Like a job interview, an interview to be admitted into graduate school is nothing more than a test to see if a candidate personally meets the expectations to secure a coveted spot. Interviews are as much about poise, personality and professionalism as they are about grade-point averages, majors and intellectual competence.
There are sure-fire ways to nail an interview. The number one way to breeze through the face-to-face meeting is to prepare. Know the reasons why a school is the perfect fit, and be sure to research the common questions that are asked by many schools. Also, connect with students who have been accepted into a particular school or field of study. Most importantly, in the words of Ralph Waldo Emerson: “Know thyself.” That is, have a brief bio rehearsed to discuss at the interview.
Despite the many resources that exist to help students nail their interviews, there are many unintentional ways to ensure an interview flops from the moment a candidate walks through the door. Avoid these 10 interview flops that will ensure a failing grade at grad school admission:
- Out-of-control nerves. Never let them see you sweat. While nerves of steel are one of the hallmarks of interview success according to an article by USA Today, nerves that are obvious will make a candidate seem unsure and, unfortunately, under-prepared for the rough road that awaits them in the world of advanced degrees.
- Office casual dress. This is not the time to don a Hawaiian shirt, khaki shorts or jeans. Put absolute effort into dressing the part. A blue blazer, tie and nice slacks for men. For women, a nice dress, suit, or dress slacks and a nice shirt and shoes with a sensible heel. Leave the open-toed shoes at home.
- Failing to ask questions of the interviewer. Like a job interview, always have questions to ask of the individual representing the school at an interview. The school is looking for a perfect fit, but the candidate also needs to feel that the school is a perfect fit as well. Always enter the interview with a list of questions.
- Avoiding eye contact. Eye contact is a non-verbal sign of confidence. Be confident and always look an interviewer in the eye during the interview process.
- Arriving late. Never, ever make an interviewer wait. Be prompt, and be on time.
- Being negative. Avoid making any negative remarks about another school, another interviewer and, of course, about yourself. Always put a positive spin on answers.
- Not preparing for the interview. An interview is always a face-to-face test. Study, rehearse and prepare. Never hope to ace any exam by flying by the seat of one’s pants.
- Being unsure about fields of study. A prestigious MBA program does not want to admit a candidate who does not wish to pursue a career that utilizes the benefits of the rigors of the program. The Wharton School at the University of Pennsylvania regularly posts success stories about their students. Schools want candidates whose future fits their programs. Schools want to be able to have bragging rights associated with the successes of their graduates, which is why a quick search for alumni of any prestigious university will yield the names of many famous and successful graduates. Wharton boasts graduates like Warren Buffett, Donald Trump and his daughter Ivanka Trump and Elon Musk. Harvard’s list of famous students include current president Barack Obama, Facebook founder Mark Zuckerberg and W.E.B. Du Bois.

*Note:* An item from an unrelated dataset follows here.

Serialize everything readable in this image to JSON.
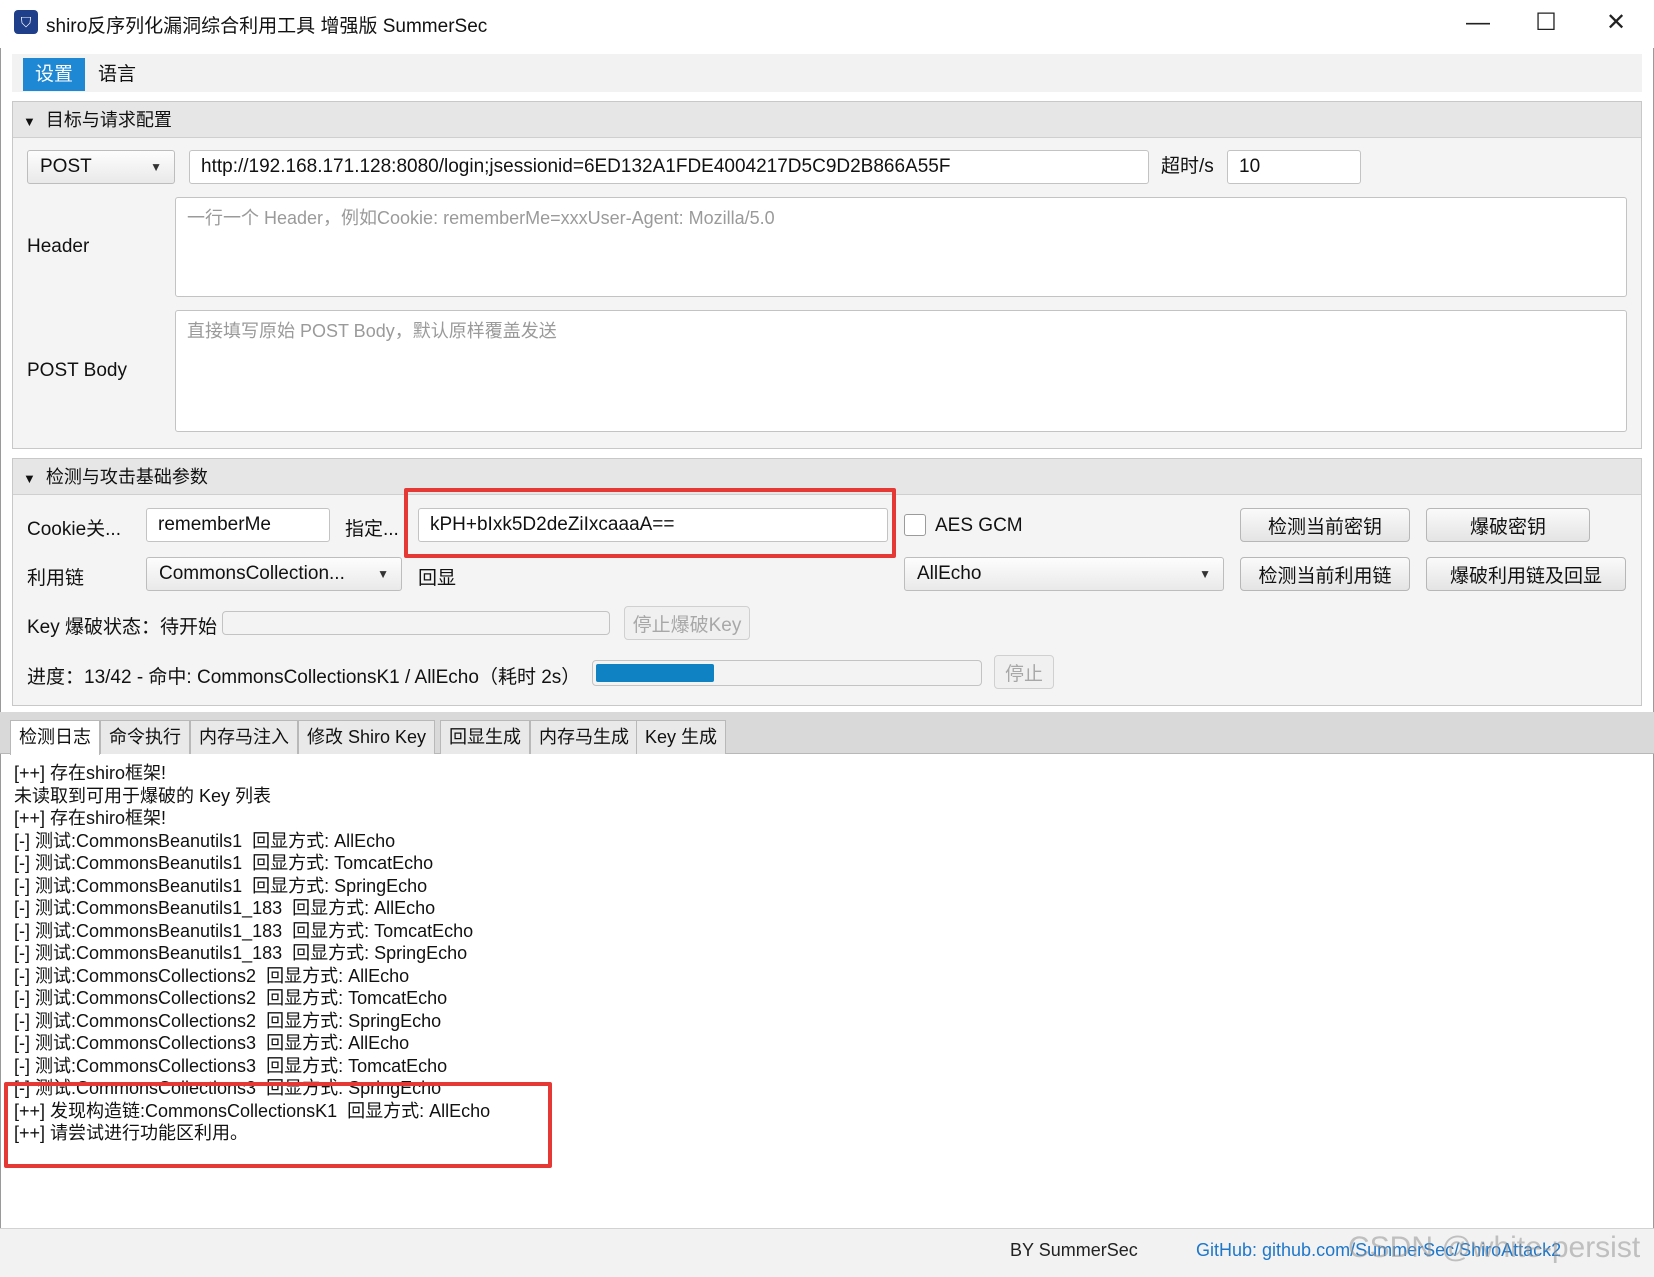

- A ringing phone. Remember to put a ringer on vibrate or just turn off the phone. Do not allow a ringing phone to disrupt an interview.
- Not saying thank you. The thank you note remains alive and well. Write one after an interview. Whether the note is an email or handwritten on a monogrammed note card, always remember to compose a thoughtful note of thanks.
You Can Connect With The Author Vera Marie Reed on her QS-LEAP profile.